_Exercise brief_
Exactly as they appear, set down all the lines of the material.
※ ※ ※
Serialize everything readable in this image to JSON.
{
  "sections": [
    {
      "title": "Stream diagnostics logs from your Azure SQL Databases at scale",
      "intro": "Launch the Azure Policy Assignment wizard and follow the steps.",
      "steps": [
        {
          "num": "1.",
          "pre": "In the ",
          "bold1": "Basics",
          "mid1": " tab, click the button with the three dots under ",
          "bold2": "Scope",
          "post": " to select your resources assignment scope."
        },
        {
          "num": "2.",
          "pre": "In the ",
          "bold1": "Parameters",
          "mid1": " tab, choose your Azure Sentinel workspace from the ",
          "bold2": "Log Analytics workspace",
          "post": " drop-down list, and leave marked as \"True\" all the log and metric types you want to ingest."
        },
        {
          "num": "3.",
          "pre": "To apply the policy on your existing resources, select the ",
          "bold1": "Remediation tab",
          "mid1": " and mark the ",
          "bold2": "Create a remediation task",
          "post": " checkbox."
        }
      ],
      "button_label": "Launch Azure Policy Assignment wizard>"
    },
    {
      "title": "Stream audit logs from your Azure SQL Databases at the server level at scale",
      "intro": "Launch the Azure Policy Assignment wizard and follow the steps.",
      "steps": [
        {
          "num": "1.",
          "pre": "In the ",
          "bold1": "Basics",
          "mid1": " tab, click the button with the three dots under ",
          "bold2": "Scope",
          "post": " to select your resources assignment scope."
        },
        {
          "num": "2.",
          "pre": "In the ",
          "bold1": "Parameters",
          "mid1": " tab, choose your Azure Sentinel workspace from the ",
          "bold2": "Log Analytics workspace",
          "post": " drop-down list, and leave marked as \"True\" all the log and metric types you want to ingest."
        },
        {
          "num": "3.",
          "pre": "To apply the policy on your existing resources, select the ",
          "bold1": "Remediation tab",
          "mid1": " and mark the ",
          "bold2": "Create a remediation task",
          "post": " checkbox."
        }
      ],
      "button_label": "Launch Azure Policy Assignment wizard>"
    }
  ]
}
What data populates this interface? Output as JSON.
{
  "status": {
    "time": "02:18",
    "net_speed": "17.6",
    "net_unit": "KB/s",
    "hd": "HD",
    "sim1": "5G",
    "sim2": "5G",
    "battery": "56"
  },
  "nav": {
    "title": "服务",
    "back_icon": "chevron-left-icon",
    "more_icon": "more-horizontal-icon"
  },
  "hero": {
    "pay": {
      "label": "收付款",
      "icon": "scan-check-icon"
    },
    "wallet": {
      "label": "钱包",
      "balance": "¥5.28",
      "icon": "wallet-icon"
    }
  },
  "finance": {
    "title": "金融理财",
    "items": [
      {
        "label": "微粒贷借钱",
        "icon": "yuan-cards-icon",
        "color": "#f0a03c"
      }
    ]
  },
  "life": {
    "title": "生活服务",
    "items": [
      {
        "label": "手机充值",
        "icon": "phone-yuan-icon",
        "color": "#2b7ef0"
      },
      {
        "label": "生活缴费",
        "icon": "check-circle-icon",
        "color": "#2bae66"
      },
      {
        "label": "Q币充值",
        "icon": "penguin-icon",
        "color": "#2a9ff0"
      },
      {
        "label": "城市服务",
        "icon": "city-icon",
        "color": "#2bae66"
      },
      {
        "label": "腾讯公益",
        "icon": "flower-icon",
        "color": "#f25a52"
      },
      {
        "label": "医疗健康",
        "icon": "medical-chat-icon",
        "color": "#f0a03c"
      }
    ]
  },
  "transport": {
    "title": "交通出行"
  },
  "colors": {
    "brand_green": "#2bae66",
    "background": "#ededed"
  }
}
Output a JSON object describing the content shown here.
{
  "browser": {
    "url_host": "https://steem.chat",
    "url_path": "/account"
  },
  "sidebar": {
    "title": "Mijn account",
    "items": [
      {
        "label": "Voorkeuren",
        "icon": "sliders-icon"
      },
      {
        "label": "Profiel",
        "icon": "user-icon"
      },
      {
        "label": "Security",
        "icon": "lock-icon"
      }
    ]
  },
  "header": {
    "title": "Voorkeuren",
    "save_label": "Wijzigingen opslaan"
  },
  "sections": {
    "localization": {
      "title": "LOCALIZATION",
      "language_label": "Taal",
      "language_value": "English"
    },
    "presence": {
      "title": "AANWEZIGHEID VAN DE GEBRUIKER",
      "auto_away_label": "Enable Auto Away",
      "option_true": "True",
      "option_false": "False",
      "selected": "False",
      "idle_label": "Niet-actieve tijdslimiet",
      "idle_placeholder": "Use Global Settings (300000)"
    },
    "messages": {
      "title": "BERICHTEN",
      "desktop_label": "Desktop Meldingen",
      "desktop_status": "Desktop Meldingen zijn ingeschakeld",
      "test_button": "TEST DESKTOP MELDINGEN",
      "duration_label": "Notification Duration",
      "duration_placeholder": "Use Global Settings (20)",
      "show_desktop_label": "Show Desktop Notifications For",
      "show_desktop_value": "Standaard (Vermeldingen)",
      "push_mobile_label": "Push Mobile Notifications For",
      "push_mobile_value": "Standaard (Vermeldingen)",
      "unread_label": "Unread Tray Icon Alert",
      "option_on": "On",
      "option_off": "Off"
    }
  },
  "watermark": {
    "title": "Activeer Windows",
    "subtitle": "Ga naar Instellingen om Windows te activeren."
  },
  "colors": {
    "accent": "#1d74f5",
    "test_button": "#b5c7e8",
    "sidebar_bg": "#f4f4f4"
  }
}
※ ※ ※
_Result of the exercise_
Serialize everything readable in this image to JSON.
{
  "sections": [
    {
      "title": "Stream diagnostics logs from your Azure SQL Databases at scale",
      "intro": "Launch the Azure Policy Assignment wizard and follow the steps.",
      "steps": [
        {
          "num": "1.",
          "pre": "In the ",
          "bold1": "Basics",
          "mid1": " tab, click the button with the three dots under ",
          "bold2": "Scope",
          "post": " to select your resources assignment scope."
        },
        {
          "num": "2.",
          "pre": "In the ",
          "bold1": "Parameters",
          "mid1": " tab, choose your Azure Sentinel workspace from the ",
          "bold2": "Log Analytics workspace",
          "post": " drop-down list, and leave marked as \"True\" all the log and metric types you want to ingest."
        },
        {
          "num": "3.",
          "pre": "To apply the policy on your existing resources, select the ",
          "bold1": "Remediation tab",
          "mid1": " and mark the ",
          "bold2": "Create a remediation task",
          "post": " checkbox."
        }
      ],
      "button_label": "Launch Azure Policy Assignment wizard>"
    },
    {
      "title": "Stream audit logs from your Azure SQL Databases at the server level at scale",
      "intro": "Launch the Azure Policy Assignment wizard and follow the steps.",
      "steps": [
        {
          "num": "1.",
          "pre": "In the ",
          "bold1": "Basics",
          "mid1": " tab, click the button with the three dots under ",
          "bold2": "Scope",
          "post": " to select your resources assignment scope."
        },
        {
          "num": "2.",
          "pre": "In the ",
          "bold1": "Parameters",
          "mid1": " tab, choose your Azure Sentinel workspace from the ",
          "bold2": "Log Analytics workspace",
          "post": " drop-down list, and leave marked as \"True\" all the log and metric types you want to ingest."
        },
        {
          "num": "3.",
          "pre": "To apply the policy on your existing resources, select the ",
          "bold1": "Remediation tab",
          "mid1": " and mark the ",
          "bold2": "Create a remediation task",
          "post": " checkbox."
        }
      ],
      "button_label": "Launch Azure Policy Assignment wizard>"
    }
  ]
}
What data populates this interface? Output as JSON.
{
  "status": {
    "time": "02:18",
    "net_speed": "17.6",
    "net_unit": "KB/s",
    "hd": "HD",
    "sim1": "5G",
    "sim2": "5G",
    "battery": "56"
  },
  "nav": {
    "title": "服务",
    "back_icon": "chevron-left-icon",
    "more_icon": "more-horizontal-icon"
  },
  "hero": {
    "pay": {
      "label": "收付款",
      "icon": "scan-check-icon"
    },
    "wallet": {
      "label": "钱包",
      "balance": "¥5.28",
      "icon": "wallet-icon"
    }
  },
  "finance": {
    "title": "金融理财",
    "items": [
      {
        "label": "微粒贷借钱",
        "icon": "yuan-cards-icon",
        "color": "#f0a03c"
      }
    ]
  },
  "life": {
    "title": "生活服务",
    "items": [
      {
        "label": "手机充值",
        "icon": "phone-yuan-icon",
        "color": "#2b7ef0"
      },
      {
        "label": "生活缴费",
        "icon": "check-circle-icon",
        "color": "#2bae66"
      },
      {
        "label": "Q币充值",
        "icon": "penguin-icon",
        "color": "#2a9ff0"
      },
      {
        "label": "城市服务",
        "icon": "city-icon",
        "color": "#2bae66"
      },
      {
        "label": "腾讯公益",
        "icon": "flower-icon",
        "color": "#f25a52"
      },
      {
        "label": "医疗健康",
        "icon": "medical-chat-icon",
        "color": "#f0a03c"
      }
    ]
  },
  "transport": {
    "title": "交通出行"
  },
  "colors": {
    "brand_green": "#2bae66",
    "background": "#ededed"
  }
}
Output a JSON object describing the content shown here.
{
  "browser": {
    "url_host": "https://steem.chat",
    "url_path": "/account"
  },
  "sidebar": {
    "title": "Mijn account",
    "items": [
      {
        "label": "Voorkeuren",
        "icon": "sliders-icon"
      },
      {
        "label": "Profiel",
        "icon": "user-icon"
      },
      {
        "label": "Security",
        "icon": "lock-icon"
      }
    ]
  },
  "header": {
    "title": "Voorkeuren",
    "save_label": "Wijzigingen opslaan"
  },
  "sections": {
    "localization": {
      "title": "LOCALIZATION",
      "language_label": "Taal",
      "language_value": "English"
    },
    "presence": {
      "title": "AANWEZIGHEID VAN DE GEBRUIKER",
      "auto_away_label": "Enable Auto Away",
      "option_true": "True",
      "option_false": "False",
      "selected": "False",
      "idle_label": "Niet-actieve tijdslimiet",
      "idle_placeholder": "Use Global Settings (300000)"
    },
    "messages": {
      "title": "BERICHTEN",
      "desktop_label": "Desktop Meldingen",
      "desktop_status": "Desktop Meldingen zijn ingeschakeld",
      "test_button": "TEST DESKTOP MELDINGEN",
      "duration_label": "Notification Duration",
      "duration_placeholder": "Use Global Settings (20)",
      "show_desktop_label": "Show Desktop Notifications For",
      "show_desktop_value": "Standaard (Vermeldingen)",
      "push_mobile_label": "Push Mobile Notifications For",
      "push_mobile_value": "Standaard (Vermeldingen)",
      "unread_label": "Unread Tray Icon Alert",
      "option_on": "On",
      "option_off": "Off"
    }
  },
  "watermark": {
    "title": "Activeer Windows",
    "subtitle": "Ga naar Instellingen om Windows te activeren."
  },
  "colors": {
    "accent": "#1d74f5",
    "test_button": "#b5c7e8",
    "sidebar_bg": "#f4f4f4"
  }
}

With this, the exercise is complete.